China doesn’t want to open those doors because Japan would probably be among the first to walk in. both China and Russia fear that an expanded Security Council permanent membership would increase the majority against them – though it might also add Brazil, India and some African country, whose affiliations are less certain.One could argue that there’s also a measure of hypocrisy in the reform proposals of the US, UK and France (P3), since all three want to retain the veto while likely not extending it to new permanent members. It is, after all, from their vetoes that the P5 ultimately derive their power in the Security Council.If they succeeded, the P3 expansion proposals would help to democratise the council. But they would not have deterred Russia from invading Ukraine in 2022. So, back to the drawing board it seems.Elect the Council proposes to end both the veto and permanent membership in favour of a proportional system of elections (for three-year tenures) to an enlarged and reformed council, bound by four technical criteria for candidacy. Elect the Council is an international campaign to reform the Security Council based at the Institute for Security Studies (ISS) in Pretoria.The P3 expansion proposals would not have deterred Russia from invading Ukraine in 2022Recognising the reality of disparate national power, it also provides for the automatic inclusion of global powers – or country coalitions acting in concert within the council – which have enhanced voting rights but no veto. Instead, all council decisions will require an affirmative two-thirds majority of votes cast.Yet the practical problem would remain: how to get that proposal past the vetoes of the P5. If they don’t want to give up their vetoes in an expanded permanent membership, why would they do so for a fully elected council? And even if the P3 are more flexible than before Russia invaded Ukraine, Russia and China are now likely to be more rigidly opposed to reform.However Jakkie Cilliers, architect of Elect the Council and Head of African Futures and Innovation at the ISS, believes that Russia’s war in Ukraine might create the opportunity for ‘just enough’ expansion of the Security Council to regain some of the credibility lost in recent years.‘It all depends on what happens with the war,’ he adds.
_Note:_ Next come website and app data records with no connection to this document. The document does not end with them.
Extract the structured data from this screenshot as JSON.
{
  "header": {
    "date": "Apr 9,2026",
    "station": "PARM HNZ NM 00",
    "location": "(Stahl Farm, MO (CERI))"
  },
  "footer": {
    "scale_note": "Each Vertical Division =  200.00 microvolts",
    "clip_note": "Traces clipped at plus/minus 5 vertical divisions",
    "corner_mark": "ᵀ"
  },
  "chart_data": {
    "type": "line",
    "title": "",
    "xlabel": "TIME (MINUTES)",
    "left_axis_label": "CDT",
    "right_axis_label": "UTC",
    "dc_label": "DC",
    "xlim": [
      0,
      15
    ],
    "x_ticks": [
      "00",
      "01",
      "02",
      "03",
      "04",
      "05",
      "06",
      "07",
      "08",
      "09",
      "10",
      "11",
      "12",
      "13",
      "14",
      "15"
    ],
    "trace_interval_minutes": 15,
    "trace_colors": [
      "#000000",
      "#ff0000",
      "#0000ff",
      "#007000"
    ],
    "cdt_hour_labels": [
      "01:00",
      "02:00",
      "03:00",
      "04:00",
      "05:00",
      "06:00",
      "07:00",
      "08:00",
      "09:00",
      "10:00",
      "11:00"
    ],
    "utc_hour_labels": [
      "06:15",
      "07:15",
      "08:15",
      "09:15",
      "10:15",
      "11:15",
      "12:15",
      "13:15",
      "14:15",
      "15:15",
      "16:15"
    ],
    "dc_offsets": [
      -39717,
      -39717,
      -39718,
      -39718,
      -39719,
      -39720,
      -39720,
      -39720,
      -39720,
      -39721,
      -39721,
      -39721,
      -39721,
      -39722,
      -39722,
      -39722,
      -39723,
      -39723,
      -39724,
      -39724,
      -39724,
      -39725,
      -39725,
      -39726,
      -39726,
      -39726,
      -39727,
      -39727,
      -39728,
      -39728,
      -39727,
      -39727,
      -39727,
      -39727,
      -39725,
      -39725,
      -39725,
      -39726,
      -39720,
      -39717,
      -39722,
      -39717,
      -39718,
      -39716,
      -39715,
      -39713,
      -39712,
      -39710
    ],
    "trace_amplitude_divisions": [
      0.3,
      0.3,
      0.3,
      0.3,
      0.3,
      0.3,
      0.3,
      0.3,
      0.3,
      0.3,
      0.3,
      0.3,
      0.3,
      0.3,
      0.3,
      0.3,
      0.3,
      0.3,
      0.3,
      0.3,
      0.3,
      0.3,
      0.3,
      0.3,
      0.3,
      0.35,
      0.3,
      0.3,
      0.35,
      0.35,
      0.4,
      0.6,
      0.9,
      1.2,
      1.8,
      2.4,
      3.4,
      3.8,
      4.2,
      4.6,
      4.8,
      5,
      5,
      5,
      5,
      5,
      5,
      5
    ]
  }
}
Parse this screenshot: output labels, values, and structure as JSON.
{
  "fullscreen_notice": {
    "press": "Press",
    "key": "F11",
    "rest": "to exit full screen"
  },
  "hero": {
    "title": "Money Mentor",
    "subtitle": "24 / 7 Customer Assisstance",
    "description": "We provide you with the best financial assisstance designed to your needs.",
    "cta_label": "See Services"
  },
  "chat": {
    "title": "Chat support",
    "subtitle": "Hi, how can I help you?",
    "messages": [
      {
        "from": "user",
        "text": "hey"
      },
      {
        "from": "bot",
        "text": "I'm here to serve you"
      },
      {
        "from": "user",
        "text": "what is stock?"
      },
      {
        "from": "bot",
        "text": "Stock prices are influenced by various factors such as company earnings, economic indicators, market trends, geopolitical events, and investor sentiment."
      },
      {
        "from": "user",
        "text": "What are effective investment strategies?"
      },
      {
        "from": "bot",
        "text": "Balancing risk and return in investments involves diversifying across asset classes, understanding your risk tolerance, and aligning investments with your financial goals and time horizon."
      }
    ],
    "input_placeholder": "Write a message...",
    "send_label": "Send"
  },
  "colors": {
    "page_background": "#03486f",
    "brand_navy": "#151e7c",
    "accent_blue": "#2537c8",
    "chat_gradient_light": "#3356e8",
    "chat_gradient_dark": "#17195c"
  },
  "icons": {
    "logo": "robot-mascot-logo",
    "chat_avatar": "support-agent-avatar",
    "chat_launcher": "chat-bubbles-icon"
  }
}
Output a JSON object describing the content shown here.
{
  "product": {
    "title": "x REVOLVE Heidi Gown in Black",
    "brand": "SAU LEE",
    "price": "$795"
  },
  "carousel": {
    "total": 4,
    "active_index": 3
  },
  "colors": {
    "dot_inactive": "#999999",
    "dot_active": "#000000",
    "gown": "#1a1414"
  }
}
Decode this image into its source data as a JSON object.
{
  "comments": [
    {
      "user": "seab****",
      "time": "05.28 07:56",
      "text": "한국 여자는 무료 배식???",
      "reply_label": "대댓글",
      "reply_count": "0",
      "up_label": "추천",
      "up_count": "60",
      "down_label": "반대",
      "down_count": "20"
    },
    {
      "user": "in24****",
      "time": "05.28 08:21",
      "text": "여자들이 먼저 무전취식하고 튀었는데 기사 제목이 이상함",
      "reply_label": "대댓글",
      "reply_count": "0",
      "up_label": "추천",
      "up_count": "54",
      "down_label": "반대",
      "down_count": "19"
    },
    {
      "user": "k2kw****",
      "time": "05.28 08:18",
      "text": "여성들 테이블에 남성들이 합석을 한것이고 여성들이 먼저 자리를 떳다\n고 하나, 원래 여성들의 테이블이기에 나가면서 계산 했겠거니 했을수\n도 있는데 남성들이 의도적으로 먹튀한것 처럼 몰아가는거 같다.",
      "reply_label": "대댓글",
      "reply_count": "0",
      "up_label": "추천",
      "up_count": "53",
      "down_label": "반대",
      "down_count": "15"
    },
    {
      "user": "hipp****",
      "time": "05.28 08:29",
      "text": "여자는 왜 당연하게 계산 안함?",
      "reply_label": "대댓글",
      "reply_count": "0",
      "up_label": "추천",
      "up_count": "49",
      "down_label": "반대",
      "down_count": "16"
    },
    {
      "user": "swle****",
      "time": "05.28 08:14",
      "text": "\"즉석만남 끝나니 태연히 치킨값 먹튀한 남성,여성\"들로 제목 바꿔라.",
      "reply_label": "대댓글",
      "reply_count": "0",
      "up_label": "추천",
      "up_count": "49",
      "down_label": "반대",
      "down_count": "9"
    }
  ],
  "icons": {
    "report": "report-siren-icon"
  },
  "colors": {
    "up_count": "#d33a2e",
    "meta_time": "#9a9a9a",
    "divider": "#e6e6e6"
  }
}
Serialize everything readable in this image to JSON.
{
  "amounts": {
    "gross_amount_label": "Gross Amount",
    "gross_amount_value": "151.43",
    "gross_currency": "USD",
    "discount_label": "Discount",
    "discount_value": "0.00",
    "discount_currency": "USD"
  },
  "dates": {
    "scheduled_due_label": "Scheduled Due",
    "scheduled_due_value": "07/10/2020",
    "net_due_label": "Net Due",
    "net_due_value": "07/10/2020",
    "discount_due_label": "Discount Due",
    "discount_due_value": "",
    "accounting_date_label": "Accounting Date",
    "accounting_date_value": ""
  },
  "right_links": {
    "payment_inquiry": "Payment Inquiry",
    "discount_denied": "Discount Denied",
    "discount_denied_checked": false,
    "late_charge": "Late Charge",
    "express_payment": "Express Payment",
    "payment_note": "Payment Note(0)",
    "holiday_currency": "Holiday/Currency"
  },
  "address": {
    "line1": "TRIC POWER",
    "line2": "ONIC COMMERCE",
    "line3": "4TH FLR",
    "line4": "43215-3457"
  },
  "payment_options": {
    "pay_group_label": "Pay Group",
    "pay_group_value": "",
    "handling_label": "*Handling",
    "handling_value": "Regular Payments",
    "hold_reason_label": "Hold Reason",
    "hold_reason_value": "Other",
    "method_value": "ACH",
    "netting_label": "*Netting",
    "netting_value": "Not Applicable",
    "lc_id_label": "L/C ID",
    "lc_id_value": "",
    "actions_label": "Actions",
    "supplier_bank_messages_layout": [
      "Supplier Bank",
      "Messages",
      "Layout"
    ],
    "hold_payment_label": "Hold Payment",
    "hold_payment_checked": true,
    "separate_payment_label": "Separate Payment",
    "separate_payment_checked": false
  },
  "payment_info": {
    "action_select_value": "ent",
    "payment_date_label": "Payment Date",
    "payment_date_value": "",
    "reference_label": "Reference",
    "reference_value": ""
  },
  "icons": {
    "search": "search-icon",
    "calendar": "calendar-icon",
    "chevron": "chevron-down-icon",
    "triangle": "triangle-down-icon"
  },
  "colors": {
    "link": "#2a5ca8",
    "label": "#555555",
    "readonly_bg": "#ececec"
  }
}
If Russia loses, and as a result, perhaps Putin also loses power to a democratic revolution, ‘new things may emerge.’ Especially if China, feeling isolated, backs down from contestation with the West.One can only hope, though, that it won’t take a direct and decisive confrontation to rearrange the Security Council seats, which were assigned in that order by World War Two. With nuclear weapons at the disposal of the antagonists – which Russia has already threatened to use – that confrontation might not rearrange the seats so much as destroy them all.